The storybook adventures of cheeky monkey Curious George have been entertaining mischievous youngsters since 1941. His first swing at the movies is a splashy cartoon caper which features The Man With The Yellow Hat, a trip to the jungle, a jaunt round New York and lots and lots of paint. Will Ferrell, Eugene Levy and Drew Barrymore do the voices, Jack Johnson does the songs and George does the damage.
Dick Van Dyke
The cute creation of German authors Margret and HA Rey is perhaps not as popular in the UK as elsewhere, but international book sales topping 30 million tell their own story.
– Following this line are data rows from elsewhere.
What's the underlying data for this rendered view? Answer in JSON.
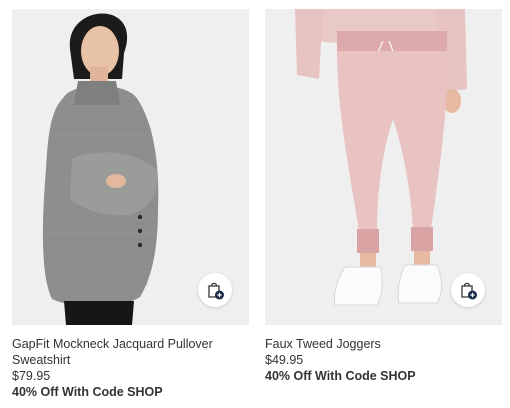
{
  "products": [
    {
      "name": "GapFit Mockneck Jacquard Pullover Sweatshirt",
      "price": "$79.95",
      "promo": "40% Off With Code SHOP",
      "quick_add_icon": "shopping-bag-plus-icon",
      "image_subject": "woman in grey mockneck pullover"
    },
    {
      "name": "Faux Tweed Joggers",
      "price": "$49.95",
      "promo": "40% Off With Code SHOP",
      "quick_add_icon": "shopping-bag-plus-icon",
      "image_subject": "pink tweed joggers with white sneakers"
    }
  ],
  "colors": {
    "text": "#333333",
    "image_background": "#eeeeee",
    "bag_badge": "#1b2a4a"
  }
}
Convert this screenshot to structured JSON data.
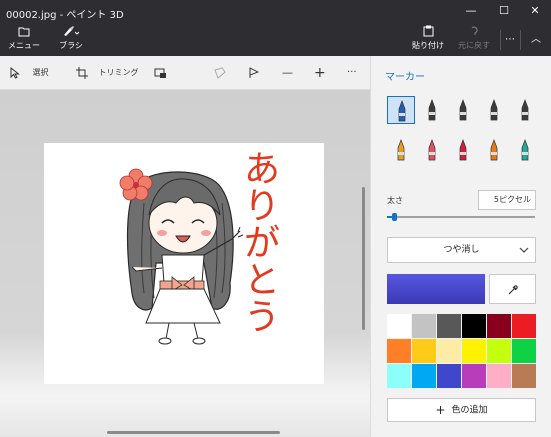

Even more remarkable is that George first appeared in print in 1941, so it's taken 65 years - and a big-name producer Ron Howard - for him to make his big-screen debut.
And a jolly fine debut it is. Beginning with George showing his inquisitive credentials, it swiftly moves to New York where enthusiastic museum guide Ted (readers know him better as The Man In The Yellow Hat, but we'll come to that) receives bad news.
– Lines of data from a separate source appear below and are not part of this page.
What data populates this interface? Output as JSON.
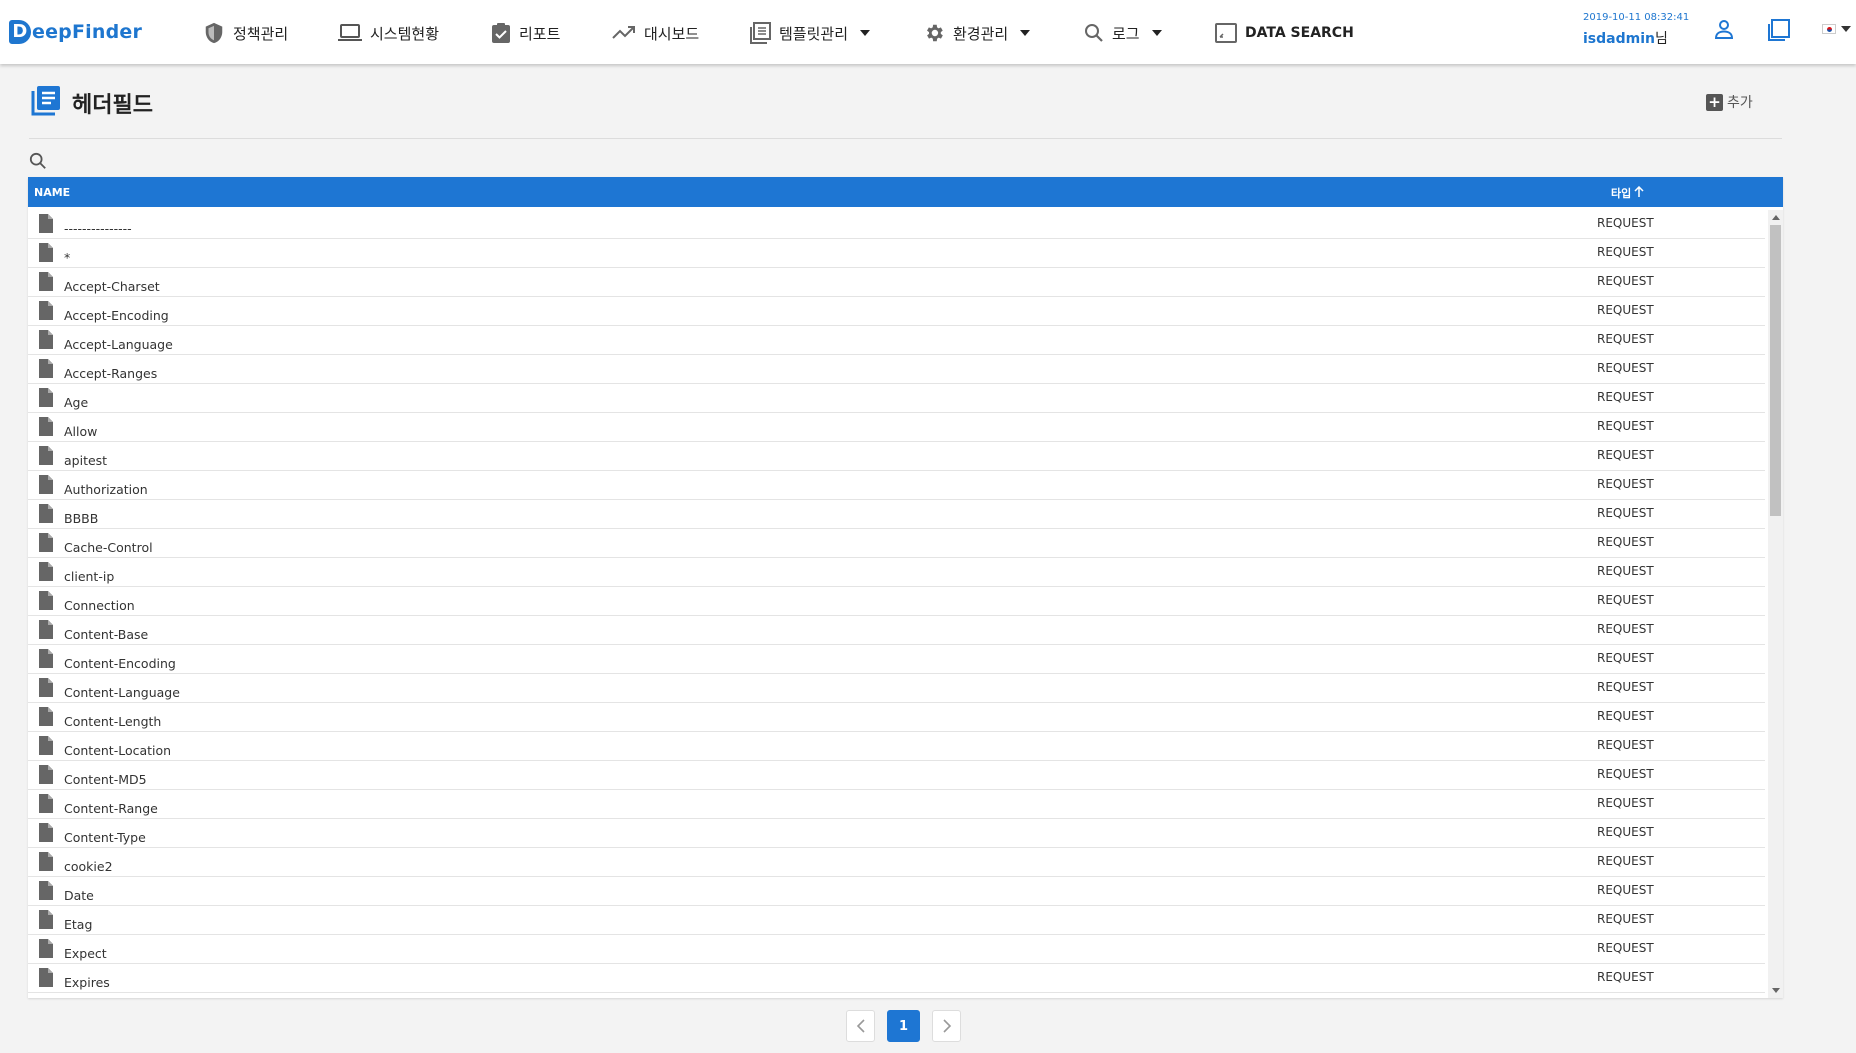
{
  "brand": {
    "logo_letter": "D",
    "logo_rest": "eepFinder",
    "accent": "#1e76d3"
  },
  "nav": [
    {
      "label": "정책관리",
      "icon": "shield-icon",
      "dropdown": false
    },
    {
      "label": "시스템현황",
      "icon": "laptop-icon",
      "dropdown": false
    },
    {
      "label": "리포트",
      "icon": "clipboard-check-icon",
      "dropdown": false
    },
    {
      "label": "대시보드",
      "icon": "trend-icon",
      "dropdown": false
    },
    {
      "label": "템플릿관리",
      "icon": "template-icon",
      "dropdown": true
    },
    {
      "label": "환경관리",
      "icon": "gear-icon",
      "dropdown": true
    },
    {
      "label": "로그",
      "icon": "search-icon",
      "dropdown": true
    },
    {
      "label": "DATA SEARCH",
      "icon": "data-search-icon",
      "dropdown": false
    }
  ],
  "header_right": {
    "datetime": "2019-10-11 08:32:41",
    "username": "isdadmin",
    "user_suffix": "님",
    "language": "ko",
    "icons": [
      "user-icon",
      "window-icon",
      "korea-flag-icon"
    ]
  },
  "page": {
    "title": "헤더필드",
    "title_icon": "list-document-icon",
    "add_label": "추가"
  },
  "search": {
    "placeholder": "",
    "value": ""
  },
  "table": {
    "columns": {
      "name": "NAME",
      "type": "타입"
    },
    "sort": {
      "column": "타입",
      "direction": "asc"
    },
    "rows": [
      {
        "name": "---------------",
        "type": "REQUEST"
      },
      {
        "name": "*",
        "type": "REQUEST"
      },
      {
        "name": "Accept-Charset",
        "type": "REQUEST"
      },
      {
        "name": "Accept-Encoding",
        "type": "REQUEST"
      },
      {
        "name": "Accept-Language",
        "type": "REQUEST"
      },
      {
        "name": "Accept-Ranges",
        "type": "REQUEST"
      },
      {
        "name": "Age",
        "type": "REQUEST"
      },
      {
        "name": "Allow",
        "type": "REQUEST"
      },
      {
        "name": "apitest",
        "type": "REQUEST"
      },
      {
        "name": "Authorization",
        "type": "REQUEST"
      },
      {
        "name": "BBBB",
        "type": "REQUEST"
      },
      {
        "name": "Cache-Control",
        "type": "REQUEST"
      },
      {
        "name": "client-ip",
        "type": "REQUEST"
      },
      {
        "name": "Connection",
        "type": "REQUEST"
      },
      {
        "name": "Content-Base",
        "type": "REQUEST"
      },
      {
        "name": "Content-Encoding",
        "type": "REQUEST"
      },
      {
        "name": "Content-Language",
        "type": "REQUEST"
      },
      {
        "name": "Content-Length",
        "type": "REQUEST"
      },
      {
        "name": "Content-Location",
        "type": "REQUEST"
      },
      {
        "name": "Content-MD5",
        "type": "REQUEST"
      },
      {
        "name": "Content-Range",
        "type": "REQUEST"
      },
      {
        "name": "Content-Type",
        "type": "REQUEST"
      },
      {
        "name": "cookie2",
        "type": "REQUEST"
      },
      {
        "name": "Date",
        "type": "REQUEST"
      },
      {
        "name": "Etag",
        "type": "REQUEST"
      },
      {
        "name": "Expect",
        "type": "REQUEST"
      },
      {
        "name": "Expires",
        "type": "REQUEST"
      }
    ]
  },
  "pagination": {
    "current": "1"
  }
}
Unless attendances pick up, doddery museum owner Mr Bloomsberry (Dick Van Dyke) will have to let his money-mad son Bloomsberry Jr turn the place into a car park.
In a moment of madness, Ted (voiced by Ferrell) volunteers to go to Africa, find the lost shrine of Zagawa, bring it back and watch the crowds queue round the block.
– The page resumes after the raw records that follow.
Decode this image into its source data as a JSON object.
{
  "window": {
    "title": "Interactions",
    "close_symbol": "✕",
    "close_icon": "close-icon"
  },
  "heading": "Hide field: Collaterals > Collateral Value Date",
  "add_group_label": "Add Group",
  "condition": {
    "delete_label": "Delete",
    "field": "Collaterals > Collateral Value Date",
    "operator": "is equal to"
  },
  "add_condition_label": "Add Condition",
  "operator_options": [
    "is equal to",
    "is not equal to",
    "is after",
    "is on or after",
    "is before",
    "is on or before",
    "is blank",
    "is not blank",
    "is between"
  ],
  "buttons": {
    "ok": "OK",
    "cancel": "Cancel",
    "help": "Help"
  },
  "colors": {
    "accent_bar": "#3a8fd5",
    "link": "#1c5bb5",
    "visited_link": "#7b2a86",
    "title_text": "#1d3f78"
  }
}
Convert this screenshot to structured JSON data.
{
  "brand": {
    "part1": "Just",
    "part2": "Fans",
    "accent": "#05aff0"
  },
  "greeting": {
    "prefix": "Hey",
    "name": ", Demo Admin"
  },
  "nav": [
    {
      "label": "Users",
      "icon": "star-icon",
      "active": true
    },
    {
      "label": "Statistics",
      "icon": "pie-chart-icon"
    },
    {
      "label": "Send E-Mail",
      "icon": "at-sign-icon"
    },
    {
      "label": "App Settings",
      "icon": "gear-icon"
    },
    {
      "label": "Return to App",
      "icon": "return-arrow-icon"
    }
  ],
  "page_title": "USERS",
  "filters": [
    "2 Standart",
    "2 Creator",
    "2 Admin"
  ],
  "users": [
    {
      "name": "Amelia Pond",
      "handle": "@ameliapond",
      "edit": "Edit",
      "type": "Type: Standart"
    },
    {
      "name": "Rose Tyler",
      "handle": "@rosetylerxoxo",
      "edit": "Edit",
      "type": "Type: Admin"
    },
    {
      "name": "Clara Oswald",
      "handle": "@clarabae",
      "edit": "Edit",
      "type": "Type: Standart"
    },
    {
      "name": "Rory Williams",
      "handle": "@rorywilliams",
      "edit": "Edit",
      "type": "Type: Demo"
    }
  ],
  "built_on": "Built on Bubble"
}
Buying a bright yellow safari suit (plus matching hat) is not a good start to his jungle trip and, alas, Ted's mission fails. He even loses his hat.
But the inquisitive little monkey who has it is happy to come all the way to the Big Apple to give it back. (Strictly speaking, George is a chimp. Want a taxonomy lesson? Go to the zoo.)
Now Ted has two problems: an exhibition with no exhibit and a new friend whose innocent exterior hides a knack for causing mayhem. Much to Bloomsberry Jr's annoyance, George also has a gift for saving the day.
So what if Jack Johnson's songs are essentially the same tune played at different tempos and the animation isn't the most sophisticated you'll ever see (it looks like a feature-length Coco Pops advert)?
This is good, messy, cartoon fun which even slips in the odd wry smile for grown-ups. When it comes to keeping little monkeys out of mischief, Curious George is top banana.